That Marin continues to work on these side-projects while fighting for (and winning) larger work indicates the extent of his curiosity. There is a softness to him –around the eyes, in his speech, in his posture – reminiscent more of an artist’s sensitivity than a power broker’s drive. He’s at his most intense when defending his work: “Buildings can be a priority because I’m interested in building at another scale, but I think art and graphic design are a necessary complement,” he argues.
Marin’s biggest project is his most recent, the Biblioteca Municipal Ilustre Municipalidad de Licantén, near the middle of the country’s 6,400km coastline. The building is part of a government scheme to create 21 new libraries for each province of Chile between 2007 and 2009. It’s a reclamation of an existing train repair facility, and based on the existing shell of the building, the preserved part of which is demarcated by a prominent sawtooth roof and which is sandwiched between two small extensions. From the exterior, a glazed wall with an installation of embedded steel-plated circles predominates. This wall emerged from a regional typology of ornamental screens – for safety and privacy, according to Marin – in country houses.
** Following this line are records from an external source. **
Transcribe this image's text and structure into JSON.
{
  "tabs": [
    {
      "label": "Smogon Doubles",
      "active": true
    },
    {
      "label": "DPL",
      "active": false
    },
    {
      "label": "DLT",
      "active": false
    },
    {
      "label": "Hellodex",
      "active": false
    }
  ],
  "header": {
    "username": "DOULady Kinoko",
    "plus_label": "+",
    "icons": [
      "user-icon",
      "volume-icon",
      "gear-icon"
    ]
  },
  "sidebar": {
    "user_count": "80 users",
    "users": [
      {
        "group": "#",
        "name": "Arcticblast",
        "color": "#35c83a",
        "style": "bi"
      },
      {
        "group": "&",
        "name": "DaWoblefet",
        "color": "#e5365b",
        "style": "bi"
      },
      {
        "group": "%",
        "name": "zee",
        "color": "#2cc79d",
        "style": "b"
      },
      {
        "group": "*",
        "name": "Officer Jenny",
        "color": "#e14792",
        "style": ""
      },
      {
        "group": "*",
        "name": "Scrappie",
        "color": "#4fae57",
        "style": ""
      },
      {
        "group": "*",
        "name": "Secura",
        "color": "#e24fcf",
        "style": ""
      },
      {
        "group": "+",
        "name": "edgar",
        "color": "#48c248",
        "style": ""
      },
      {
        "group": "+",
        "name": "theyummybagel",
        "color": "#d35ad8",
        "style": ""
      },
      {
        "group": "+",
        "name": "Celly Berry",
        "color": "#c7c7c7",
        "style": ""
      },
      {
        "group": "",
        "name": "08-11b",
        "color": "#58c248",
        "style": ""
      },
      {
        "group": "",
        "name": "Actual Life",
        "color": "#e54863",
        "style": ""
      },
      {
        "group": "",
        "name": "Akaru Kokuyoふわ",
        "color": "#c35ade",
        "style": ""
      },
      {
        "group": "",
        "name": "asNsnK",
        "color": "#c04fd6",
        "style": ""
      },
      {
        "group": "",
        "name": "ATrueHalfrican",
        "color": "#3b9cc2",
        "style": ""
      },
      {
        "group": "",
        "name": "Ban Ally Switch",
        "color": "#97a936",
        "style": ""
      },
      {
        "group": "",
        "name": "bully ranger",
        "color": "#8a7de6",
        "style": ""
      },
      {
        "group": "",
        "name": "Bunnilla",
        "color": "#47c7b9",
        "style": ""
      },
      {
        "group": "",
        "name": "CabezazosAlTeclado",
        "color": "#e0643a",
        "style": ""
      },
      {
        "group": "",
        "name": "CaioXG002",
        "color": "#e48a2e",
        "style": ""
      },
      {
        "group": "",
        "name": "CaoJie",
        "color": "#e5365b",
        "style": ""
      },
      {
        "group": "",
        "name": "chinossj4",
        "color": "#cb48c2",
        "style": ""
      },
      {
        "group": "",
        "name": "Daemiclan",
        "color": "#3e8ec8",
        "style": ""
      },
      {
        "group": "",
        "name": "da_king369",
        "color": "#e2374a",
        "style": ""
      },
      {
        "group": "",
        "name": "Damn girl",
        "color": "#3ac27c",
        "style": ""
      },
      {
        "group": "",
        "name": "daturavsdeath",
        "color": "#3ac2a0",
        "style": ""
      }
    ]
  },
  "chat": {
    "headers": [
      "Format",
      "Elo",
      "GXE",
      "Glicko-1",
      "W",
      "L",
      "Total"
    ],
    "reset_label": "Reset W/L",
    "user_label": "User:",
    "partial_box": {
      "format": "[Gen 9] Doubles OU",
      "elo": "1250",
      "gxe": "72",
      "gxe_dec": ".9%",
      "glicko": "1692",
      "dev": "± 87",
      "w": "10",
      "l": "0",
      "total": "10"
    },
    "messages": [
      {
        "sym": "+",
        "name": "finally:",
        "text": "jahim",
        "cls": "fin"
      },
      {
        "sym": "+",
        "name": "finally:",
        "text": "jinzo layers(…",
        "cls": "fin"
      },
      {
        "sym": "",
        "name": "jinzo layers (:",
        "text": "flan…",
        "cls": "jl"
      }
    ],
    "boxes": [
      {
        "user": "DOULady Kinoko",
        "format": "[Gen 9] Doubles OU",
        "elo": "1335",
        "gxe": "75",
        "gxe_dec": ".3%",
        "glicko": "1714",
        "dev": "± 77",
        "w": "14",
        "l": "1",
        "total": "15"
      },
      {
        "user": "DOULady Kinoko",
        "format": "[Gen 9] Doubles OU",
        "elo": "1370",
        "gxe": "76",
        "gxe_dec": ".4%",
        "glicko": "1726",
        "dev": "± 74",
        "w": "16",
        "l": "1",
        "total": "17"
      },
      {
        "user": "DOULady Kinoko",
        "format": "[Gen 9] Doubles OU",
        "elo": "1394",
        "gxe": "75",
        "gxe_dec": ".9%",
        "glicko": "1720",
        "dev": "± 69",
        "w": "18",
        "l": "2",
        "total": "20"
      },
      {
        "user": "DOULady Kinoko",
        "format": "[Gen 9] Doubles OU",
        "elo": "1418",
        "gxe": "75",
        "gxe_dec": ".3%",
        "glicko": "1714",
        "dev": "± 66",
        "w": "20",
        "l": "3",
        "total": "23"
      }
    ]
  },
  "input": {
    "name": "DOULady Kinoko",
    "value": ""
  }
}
Additionally, Marin included artisanal tile flooring and ornament throughout. Clerestory glazing in the sawtooth roof and the decorative window arranegement fills the space with light, which reflects off the white-plastered, gallery-like walls. The result is a building that weaves together the building’s own history and its surroundings – a design strategy resonant with its function as a local library.
It’s easy to see why Marin is so successful at public projects – he is an aspirational pragmatist: fighting for hard-to-get projects but accommodating enough to ensure their completion. He remains wedded to a discourse of architecture that blurs its categorical definitions and reaches out, through and between art, design and politics. After years in the international spotlight for its sensitive regional modernism, with practitioners like Marin at its helm Chilean architecture is poised for its second act.
A frame from Big Pool, by Emilio Marin and Nicolas Rupcich